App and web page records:
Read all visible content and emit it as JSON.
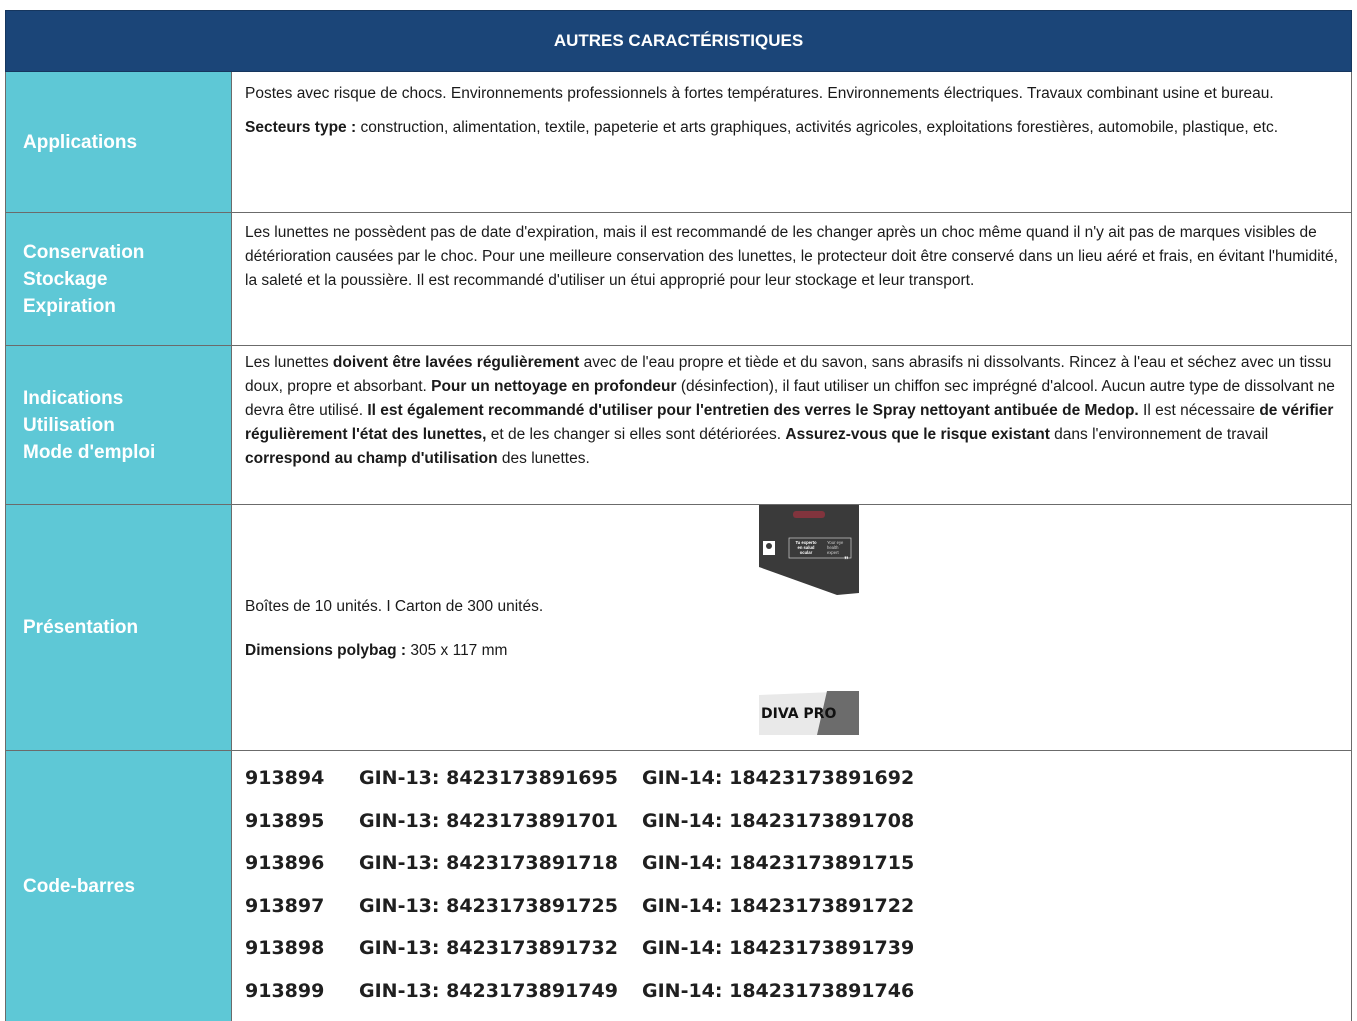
{
  "header": {
    "title": "AUTRES CARACTÉRISTIQUES"
  },
  "rows": {
    "applications": {
      "label": "Applications",
      "p1": "Postes avec risque de chocs. Environnements professionnels à fortes températures. Environnements électriques. Travaux combinant usine et bureau.",
      "p2_bold": "Secteurs type :",
      "p2_text": " construction, alimentation, textile, papeterie et arts graphiques, activités agricoles, exploitations forestières, automobile, plastique, etc."
    },
    "conservation": {
      "label_lines": [
        "Conservation",
        "Stockage",
        "Expiration"
      ],
      "text": "Les lunettes ne possèdent pas de date d'expiration, mais il est recommandé de les changer après un choc même quand il n'y ait pas de marques visibles de détérioration causées par le choc. Pour une meilleure conservation des lunettes, le protecteur doit être conservé dans un lieu aéré et frais, en évitant l'humidité, la saleté et la poussière. Il est recommandé d'utiliser un étui approprié pour leur stockage et leur transport."
    },
    "indications": {
      "label_lines": [
        "Indications",
        "Utilisation",
        "Mode d'emploi"
      ],
      "segments": [
        {
          "t": "Les lunettes ",
          "b": false
        },
        {
          "t": "doivent être lavées régulièrement",
          "b": true
        },
        {
          "t": " avec de l'eau propre et tiède et du savon, sans abrasifs ni dissolvants. Rincez à l'eau et séchez avec un tissu doux, propre et absorbant. ",
          "b": false
        },
        {
          "t": "Pour un nettoyage en profondeur",
          "b": true
        },
        {
          "t": " (désinfection), il faut utiliser un chiffon sec imprégné d'alcool. Aucun autre type de dissolvant ne devra être utilisé. ",
          "b": false
        },
        {
          "t": "Il est également recommandé d'utiliser pour l'entretien des verres le Spray nettoyant antibuée de Medop.",
          "b": true
        },
        {
          "t": " Il est nécessaire ",
          "b": false
        },
        {
          "t": "de vérifier régulièrement l'état des lunettes,",
          "b": true
        },
        {
          "t": " et de les changer si elles sont détériorées. ",
          "b": false
        },
        {
          "t": "Assurez-vous que le risque existant",
          "b": true
        },
        {
          "t": " dans l'environnement de travail ",
          "b": false
        },
        {
          "t": "correspond au champ d'utilisation",
          "b": true
        },
        {
          "t": " des lunettes.",
          "b": false
        }
      ]
    },
    "presentation": {
      "label": "Présentation",
      "boxes": "Boîtes de 10 unités.  I  Carton de 300 unités.",
      "dim_bold": "Dimensions polybag :",
      "dim_text": " 305 x 117 mm",
      "polybag_text": [
        "Tu experto",
        "en salud",
        "ocular",
        "Your eye",
        "health",
        "expert"
      ],
      "logo_text": "DIVA PRO",
      "colors": {
        "bag": "#3a3a3a",
        "logo_grey": "#6c6c6c"
      }
    },
    "barcodes": {
      "label": "Code-barres",
      "items": [
        {
          "ref": "913894",
          "gin13": "GIN-13: 8423173891695",
          "gin14": "GIN-14: 18423173891692"
        },
        {
          "ref": "913895",
          "gin13": "GIN-13: 8423173891701",
          "gin14": "GIN-14: 18423173891708"
        },
        {
          "ref": "913896",
          "gin13": "GIN-13: 8423173891718",
          "gin14": "GIN-14: 18423173891715"
        },
        {
          "ref": "913897",
          "gin13": "GIN-13: 8423173891725",
          "gin14": "GIN-14: 18423173891722"
        },
        {
          "ref": "913898",
          "gin13": "GIN-13: 8423173891732",
          "gin14": "GIN-14: 18423173891739"
        },
        {
          "ref": "913899",
          "gin13": "GIN-13: 8423173891749",
          "gin14": "GIN-14: 18423173891746"
        }
      ]
    }
  },
  "colors": {
    "header_bg": "#1b4578",
    "label_bg": "#5ec8d6"
  }
}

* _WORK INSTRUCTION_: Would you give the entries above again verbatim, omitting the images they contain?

* _RESPONSE TO THIS EXERCISE_:
Read all visible content and emit it as JSON.
{
  "header": {
    "title": "AUTRES CARACTÉRISTIQUES"
  },
  "rows": {
    "applications": {
      "label": "Applications",
      "p1": "Postes avec risque de chocs. Environnements professionnels à fortes températures. Environnements électriques. Travaux combinant usine et bureau.",
      "p2_bold": "Secteurs type :",
      "p2_text": " construction, alimentation, textile, papeterie et arts graphiques, activités agricoles, exploitations forestières, automobile, plastique, etc."
    },
    "conservation": {
      "label_lines": [
        "Conservation",
        "Stockage",
        "Expiration"
      ],
      "text": "Les lunettes ne possèdent pas de date d'expiration, mais il est recommandé de les changer après un choc même quand il n'y ait pas de marques visibles de détérioration causées par le choc. Pour une meilleure conservation des lunettes, le protecteur doit être conservé dans un lieu aéré et frais, en évitant l'humidité, la saleté et la poussière. Il est recommandé d'utiliser un étui approprié pour leur stockage et leur transport."
    },
    "indications": {
      "label_lines": [
        "Indications",
        "Utilisation",
        "Mode d'emploi"
      ],
      "segments": [
        {
          "t": "Les lunettes ",
          "b": false
        },
        {
          "t": "doivent être lavées régulièrement",
          "b": true
        },
        {
          "t": " avec de l'eau propre et tiède et du savon, sans abrasifs ni dissolvants. Rincez à l'eau et séchez avec un tissu doux, propre et absorbant. ",
          "b": false
        },
        {
          "t": "Pour un nettoyage en profondeur",
          "b": true
        },
        {
          "t": " (désinfection), il faut utiliser un chiffon sec imprégné d'alcool. Aucun autre type de dissolvant ne devra être utilisé. ",
          "b": false
        },
        {
          "t": "Il est également recommandé d'utiliser pour l'entretien des verres le Spray nettoyant antibuée de Medop.",
          "b": true
        },
        {
          "t": " Il est nécessaire ",
          "b": false
        },
        {
          "t": "de vérifier régulièrement l'état des lunettes,",
          "b": true
        },
        {
          "t": " et de les changer si elles sont détériorées. ",
          "b": false
        },
        {
          "t": "Assurez-vous que le risque existant",
          "b": true
        },
        {
          "t": " dans l'environnement de travail ",
          "b": false
        },
        {
          "t": "correspond au champ d'utilisation",
          "b": true
        },
        {
          "t": " des lunettes.",
          "b": false
        }
      ]
    },
    "presentation": {
      "label": "Présentation",
      "boxes": "Boîtes de 10 unités.  I  Carton de 300 unités.",
      "dim_bold": "Dimensions polybag :",
      "dim_text": " 305 x 117 mm",
      "polybag_text": [
        "Tu experto",
        "en salud",
        "ocular",
        "Your eye",
        "health",
        "expert"
      ],
      "logo_text": "DIVA PRO",
      "colors": {
        "bag": "#3a3a3a",
        "logo_grey": "#6c6c6c"
      }
    },
    "barcodes": {
      "label": "Code-barres",
      "items": [
        {
          "ref": "913894",
          "gin13": "GIN-13: 8423173891695",
          "gin14": "GIN-14: 18423173891692"
        },
        {
          "ref": "913895",
          "gin13": "GIN-13: 8423173891701",
          "gin14": "GIN-14: 18423173891708"
        },
        {
          "ref": "913896",
          "gin13": "GIN-13: 8423173891718",
          "gin14": "GIN-14: 18423173891715"
        },
        {
          "ref": "913897",
          "gin13": "GIN-13: 8423173891725",
          "gin14": "GIN-14: 18423173891722"
        },
        {
          "ref": "913898",
          "gin13": "GIN-13: 8423173891732",
          "gin14": "GIN-14: 18423173891739"
        },
        {
          "ref": "913899",
          "gin13": "GIN-13: 8423173891749",
          "gin14": "GIN-14: 18423173891746"
        }
      ]
    }
  },
  "colors": {
    "header_bg": "#1b4578",
    "label_bg": "#5ec8d6"
  }
}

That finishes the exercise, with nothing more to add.